ACTIVITY: Count every line in the data below where "this" occurs, then state that number and nothing more.

Segment Start: PROVIDED RECORDS

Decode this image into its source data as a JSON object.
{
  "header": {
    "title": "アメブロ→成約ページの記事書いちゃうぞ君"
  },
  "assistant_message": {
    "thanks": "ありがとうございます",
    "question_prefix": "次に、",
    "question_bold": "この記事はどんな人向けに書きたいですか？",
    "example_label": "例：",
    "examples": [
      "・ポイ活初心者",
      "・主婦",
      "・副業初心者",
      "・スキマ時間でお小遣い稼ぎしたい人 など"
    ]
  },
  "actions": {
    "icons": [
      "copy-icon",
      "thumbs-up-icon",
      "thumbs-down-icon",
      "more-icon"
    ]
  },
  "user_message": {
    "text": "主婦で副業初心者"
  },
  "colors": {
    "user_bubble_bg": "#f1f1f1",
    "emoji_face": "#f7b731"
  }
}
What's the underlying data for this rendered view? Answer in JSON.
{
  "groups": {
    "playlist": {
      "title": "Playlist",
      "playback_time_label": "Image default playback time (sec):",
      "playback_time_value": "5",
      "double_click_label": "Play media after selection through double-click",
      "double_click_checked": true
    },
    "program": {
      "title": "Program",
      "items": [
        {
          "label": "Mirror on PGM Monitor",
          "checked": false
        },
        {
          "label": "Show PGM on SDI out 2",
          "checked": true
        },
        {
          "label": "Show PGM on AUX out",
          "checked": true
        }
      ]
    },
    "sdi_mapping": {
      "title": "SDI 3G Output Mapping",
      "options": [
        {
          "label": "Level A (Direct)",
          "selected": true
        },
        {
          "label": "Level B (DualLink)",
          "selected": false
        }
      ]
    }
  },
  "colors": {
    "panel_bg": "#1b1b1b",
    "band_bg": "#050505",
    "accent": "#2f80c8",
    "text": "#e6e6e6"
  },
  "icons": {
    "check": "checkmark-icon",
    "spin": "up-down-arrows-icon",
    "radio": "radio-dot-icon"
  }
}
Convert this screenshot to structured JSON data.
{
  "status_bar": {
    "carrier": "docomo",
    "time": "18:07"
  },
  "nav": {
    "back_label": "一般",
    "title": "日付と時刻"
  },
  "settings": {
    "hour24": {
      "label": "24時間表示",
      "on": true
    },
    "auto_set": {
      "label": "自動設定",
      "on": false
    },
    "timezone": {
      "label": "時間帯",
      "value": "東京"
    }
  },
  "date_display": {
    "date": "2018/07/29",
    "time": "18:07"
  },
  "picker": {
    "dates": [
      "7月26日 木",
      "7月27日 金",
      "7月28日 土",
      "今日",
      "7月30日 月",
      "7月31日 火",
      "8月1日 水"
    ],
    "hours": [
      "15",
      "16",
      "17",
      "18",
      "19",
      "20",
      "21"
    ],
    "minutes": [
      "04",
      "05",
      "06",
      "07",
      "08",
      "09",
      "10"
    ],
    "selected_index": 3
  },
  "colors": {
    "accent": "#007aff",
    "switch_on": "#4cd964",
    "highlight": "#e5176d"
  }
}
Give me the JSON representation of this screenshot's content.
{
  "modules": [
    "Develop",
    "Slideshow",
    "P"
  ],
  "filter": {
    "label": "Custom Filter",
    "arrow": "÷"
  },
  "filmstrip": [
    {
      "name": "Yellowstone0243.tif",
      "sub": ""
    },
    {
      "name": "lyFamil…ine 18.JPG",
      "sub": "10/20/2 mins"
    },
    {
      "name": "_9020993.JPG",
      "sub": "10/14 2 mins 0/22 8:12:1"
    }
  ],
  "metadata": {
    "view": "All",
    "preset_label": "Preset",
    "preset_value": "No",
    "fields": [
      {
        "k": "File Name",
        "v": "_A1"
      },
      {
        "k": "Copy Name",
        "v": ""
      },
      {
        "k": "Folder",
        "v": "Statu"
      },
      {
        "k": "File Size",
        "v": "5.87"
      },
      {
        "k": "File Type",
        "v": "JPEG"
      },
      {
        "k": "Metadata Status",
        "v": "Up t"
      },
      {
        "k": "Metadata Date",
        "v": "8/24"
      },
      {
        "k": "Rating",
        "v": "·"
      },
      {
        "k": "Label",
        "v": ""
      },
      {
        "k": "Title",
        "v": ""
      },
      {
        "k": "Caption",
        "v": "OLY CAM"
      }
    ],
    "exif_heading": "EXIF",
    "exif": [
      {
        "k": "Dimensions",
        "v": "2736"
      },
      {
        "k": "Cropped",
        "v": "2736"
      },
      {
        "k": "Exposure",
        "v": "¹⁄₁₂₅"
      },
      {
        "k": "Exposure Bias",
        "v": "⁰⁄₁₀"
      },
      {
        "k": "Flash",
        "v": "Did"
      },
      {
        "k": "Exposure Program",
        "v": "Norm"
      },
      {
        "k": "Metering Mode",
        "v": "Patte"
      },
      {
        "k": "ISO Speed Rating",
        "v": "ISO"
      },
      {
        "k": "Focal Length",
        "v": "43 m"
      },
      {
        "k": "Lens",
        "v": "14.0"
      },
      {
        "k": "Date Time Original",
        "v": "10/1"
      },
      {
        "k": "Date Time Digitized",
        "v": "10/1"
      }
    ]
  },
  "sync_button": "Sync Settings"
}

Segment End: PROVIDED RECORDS

PROBLEM SOLUTION: 4